▶ [WHAT IS EXPECTED]
Please reproduce the data exactly and omit the pictures.

┌──

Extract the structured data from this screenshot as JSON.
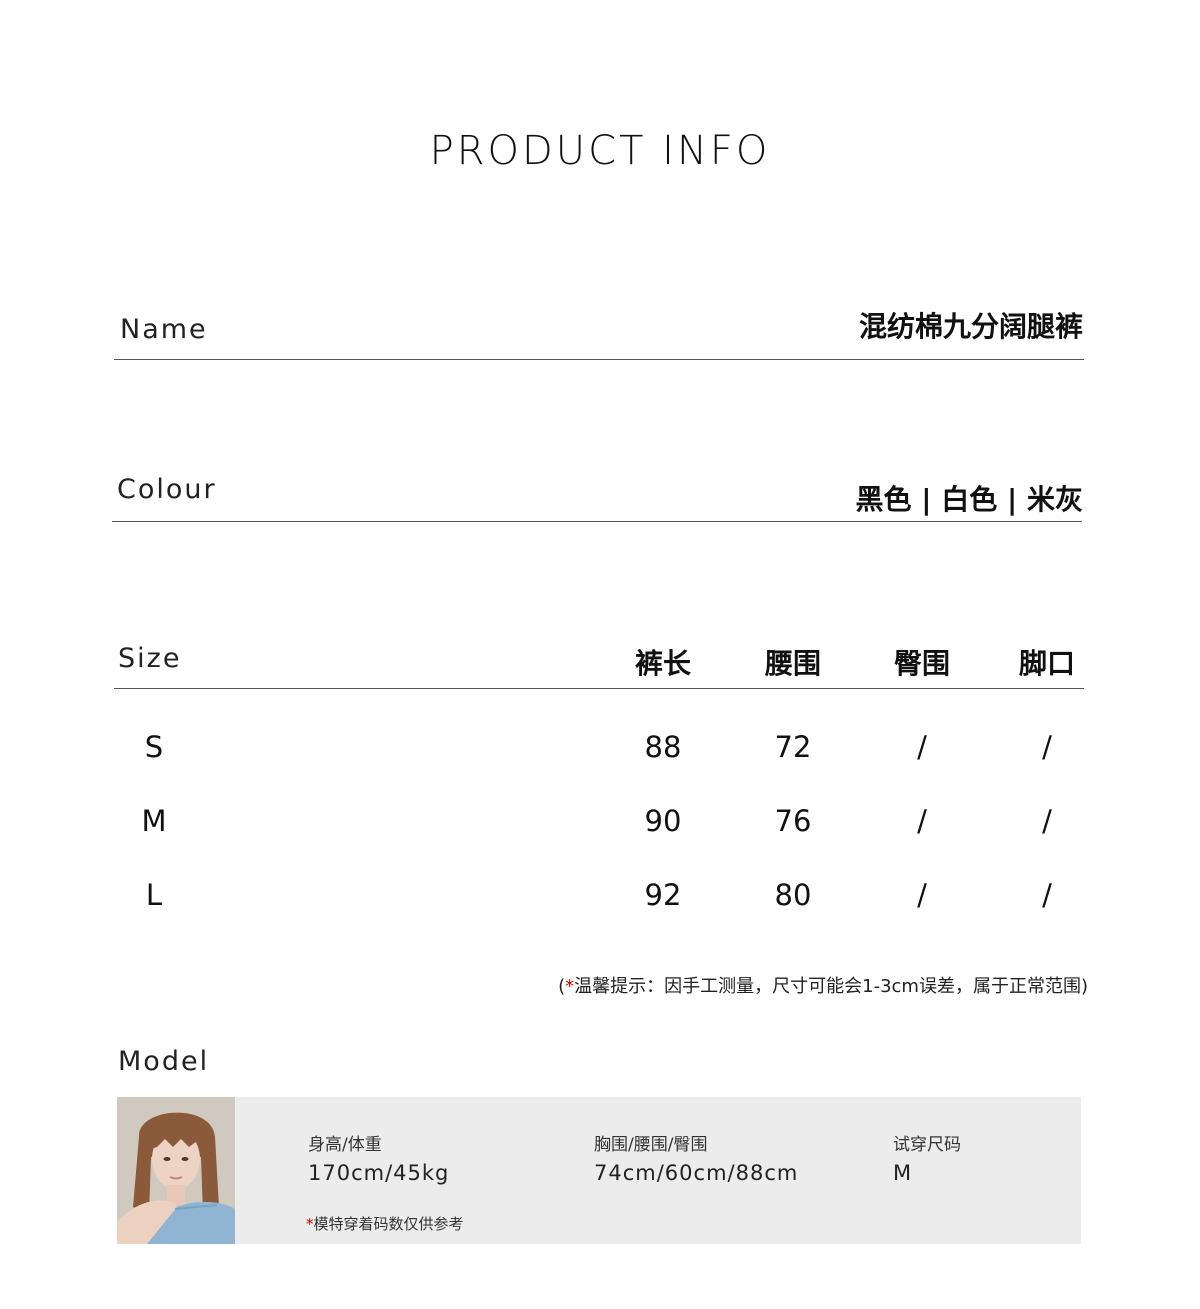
{
  "title": "PRODUCT INFO",
  "name": {
    "label": "Name",
    "value": "混纺棉九分阔腿裤"
  },
  "colour": {
    "label": "Colour",
    "value": "黑色 | 白色 | 米灰"
  },
  "size": {
    "label": "Size",
    "headers": [
      "裤长",
      "腰围",
      "臀围",
      "脚口"
    ],
    "rows": [
      {
        "size": "S",
        "values": [
          "88",
          "72",
          "/",
          "/"
        ]
      },
      {
        "size": "M",
        "values": [
          "90",
          "76",
          "/",
          "/"
        ]
      },
      {
        "size": "L",
        "values": [
          "92",
          "80",
          "/",
          "/"
        ]
      }
    ]
  },
  "note": {
    "open": "(",
    "star": "*",
    "text": "温馨提示：因手工测量，尺寸可能会1-3cm误差，属于正常范围)"
  },
  "model": {
    "label": "Model",
    "height_weight_label": "身高/体重",
    "height_weight_value": "170cm/45kg",
    "measure_label": "胸围/腰围/臀围",
    "measure_value": "74cm/60cm/88cm",
    "fit_label": "试穿尺码",
    "fit_value": "M",
    "note_star": "*",
    "note_text": "模特穿着码数仅供参考"
  }
}
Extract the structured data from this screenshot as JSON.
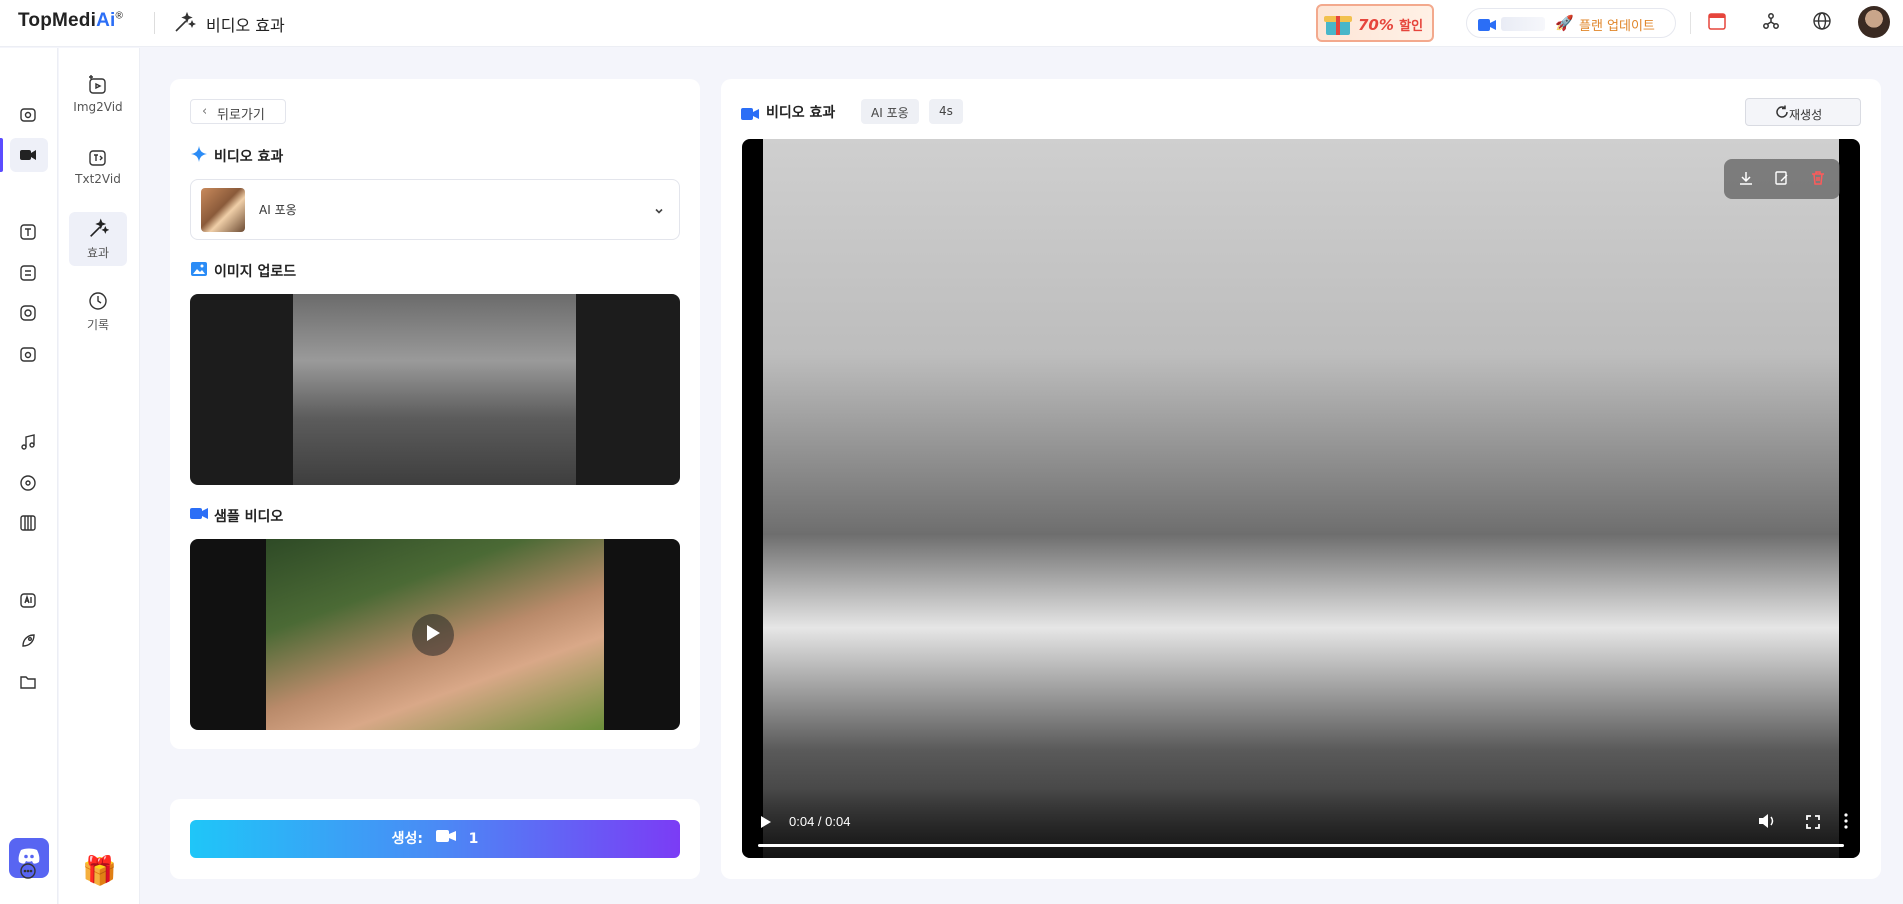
{
  "app": {
    "logo_main": "TopMedi",
    "logo_ai": "Ai",
    "logo_reg": "®",
    "page_title": "비디오 효과"
  },
  "promo": {
    "percent": "70%",
    "label": "할인"
  },
  "plan": {
    "update_label": "플랜 업데이트"
  },
  "sidebar_tools": [
    {
      "label": "Img2Vid"
    },
    {
      "label": "Txt2Vid"
    },
    {
      "label": "효과"
    },
    {
      "label": "기록"
    }
  ],
  "left_panel": {
    "back_label": "뒤로가기",
    "effect_section_title": "비디오 효과",
    "selected_effect": "AI 포옹",
    "upload_section_title": "이미지 업로드",
    "sample_section_title": "샘플 비디오"
  },
  "generate": {
    "label": "생성:",
    "count": "1"
  },
  "result": {
    "title": "비디오 효과",
    "chip_effect": "AI 포옹",
    "chip_duration": "4s",
    "regen_label": "재생성",
    "time": "0:04 / 0:04",
    "progress": 1.0
  },
  "colors": {
    "accent": "#5b4cff",
    "brand_blue": "#2b6ef6",
    "promo_red": "#e6453c",
    "delete_red": "#ff5a5a"
  }
}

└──

▶ [THE ANSWER]
Extract the structured data from this screenshot as JSON.
{
  "title": "PRODUCT INFO",
  "name": {
    "label": "Name",
    "value": "混纺棉九分阔腿裤"
  },
  "colour": {
    "label": "Colour",
    "value": "黑色 | 白色 | 米灰"
  },
  "size": {
    "label": "Size",
    "headers": [
      "裤长",
      "腰围",
      "臀围",
      "脚口"
    ],
    "rows": [
      {
        "size": "S",
        "values": [
          "88",
          "72",
          "/",
          "/"
        ]
      },
      {
        "size": "M",
        "values": [
          "90",
          "76",
          "/",
          "/"
        ]
      },
      {
        "size": "L",
        "values": [
          "92",
          "80",
          "/",
          "/"
        ]
      }
    ]
  },
  "note": {
    "open": "(",
    "star": "*",
    "text": "温馨提示：因手工测量，尺寸可能会1-3cm误差，属于正常范围)"
  },
  "model": {
    "label": "Model",
    "height_weight_label": "身高/体重",
    "height_weight_value": "170cm/45kg",
    "measure_label": "胸围/腰围/臀围",
    "measure_value": "74cm/60cm/88cm",
    "fit_label": "试穿尺码",
    "fit_value": "M",
    "note_star": "*",
    "note_text": "模特穿着码数仅供参考"
  }
}
Extract the structured data from this screenshot as JSON.
{
  "app": {
    "logo_main": "TopMedi",
    "logo_ai": "Ai",
    "logo_reg": "®",
    "page_title": "비디오 효과"
  },
  "promo": {
    "percent": "70%",
    "label": "할인"
  },
  "plan": {
    "update_label": "플랜 업데이트"
  },
  "sidebar_tools": [
    {
      "label": "Img2Vid"
    },
    {
      "label": "Txt2Vid"
    },
    {
      "label": "효과"
    },
    {
      "label": "기록"
    }
  ],
  "left_panel": {
    "back_label": "뒤로가기",
    "effect_section_title": "비디오 효과",
    "selected_effect": "AI 포옹",
    "upload_section_title": "이미지 업로드",
    "sample_section_title": "샘플 비디오"
  },
  "generate": {
    "label": "생성:",
    "count": "1"
  },
  "result": {
    "title": "비디오 효과",
    "chip_effect": "AI 포옹",
    "chip_duration": "4s",
    "regen_label": "재생성",
    "time": "0:04 / 0:04",
    "progress": 1.0
  },
  "colors": {
    "accent": "#5b4cff",
    "brand_blue": "#2b6ef6",
    "promo_red": "#e6453c",
    "delete_red": "#ff5a5a"
  }
}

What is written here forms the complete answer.